> **Assignment**:
Your answer must be the full set of entries, reproduced exactly.

Component data from apps and pages

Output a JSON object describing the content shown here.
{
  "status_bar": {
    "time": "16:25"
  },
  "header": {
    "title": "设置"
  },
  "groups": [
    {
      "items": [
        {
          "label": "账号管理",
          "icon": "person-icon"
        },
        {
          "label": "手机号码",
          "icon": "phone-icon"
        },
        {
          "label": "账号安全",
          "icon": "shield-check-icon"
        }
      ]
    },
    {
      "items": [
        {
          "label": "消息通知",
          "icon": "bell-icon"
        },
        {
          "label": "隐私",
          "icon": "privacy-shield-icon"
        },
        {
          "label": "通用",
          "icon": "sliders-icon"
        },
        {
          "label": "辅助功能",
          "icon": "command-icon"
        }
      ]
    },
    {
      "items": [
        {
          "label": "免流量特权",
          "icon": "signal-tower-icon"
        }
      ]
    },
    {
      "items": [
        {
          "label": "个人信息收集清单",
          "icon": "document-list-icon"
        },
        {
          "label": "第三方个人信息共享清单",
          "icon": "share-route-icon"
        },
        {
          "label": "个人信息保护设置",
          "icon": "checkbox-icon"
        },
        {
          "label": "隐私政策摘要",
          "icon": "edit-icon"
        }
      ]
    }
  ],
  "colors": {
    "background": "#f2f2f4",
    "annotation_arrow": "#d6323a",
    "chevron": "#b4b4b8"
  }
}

> **Answer to this problem**:
Output a JSON object describing the content shown here.
{
  "status_bar": {
    "time": "16:25"
  },
  "header": {
    "title": "设置"
  },
  "groups": [
    {
      "items": [
        {
          "label": "账号管理",
          "icon": "person-icon"
        },
        {
          "label": "手机号码",
          "icon": "phone-icon"
        },
        {
          "label": "账号安全",
          "icon": "shield-check-icon"
        }
      ]
    },
    {
      "items": [
        {
          "label": "消息通知",
          "icon": "bell-icon"
        },
        {
          "label": "隐私",
          "icon": "privacy-shield-icon"
        },
        {
          "label": "通用",
          "icon": "sliders-icon"
        },
        {
          "label": "辅助功能",
          "icon": "command-icon"
        }
      ]
    },
    {
      "items": [
        {
          "label": "免流量特权",
          "icon": "signal-tower-icon"
        }
      ]
    },
    {
      "items": [
        {
          "label": "个人信息收集清单",
          "icon": "document-list-icon"
        },
        {
          "label": "第三方个人信息共享清单",
          "icon": "share-route-icon"
        },
        {
          "label": "个人信息保护设置",
          "icon": "checkbox-icon"
        },
        {
          "label": "隐私政策摘要",
          "icon": "edit-icon"
        }
      ]
    }
  ],
  "colors": {
    "background": "#f2f2f4",
    "annotation_arrow": "#d6323a",
    "chevron": "#b4b4b8"
  }
}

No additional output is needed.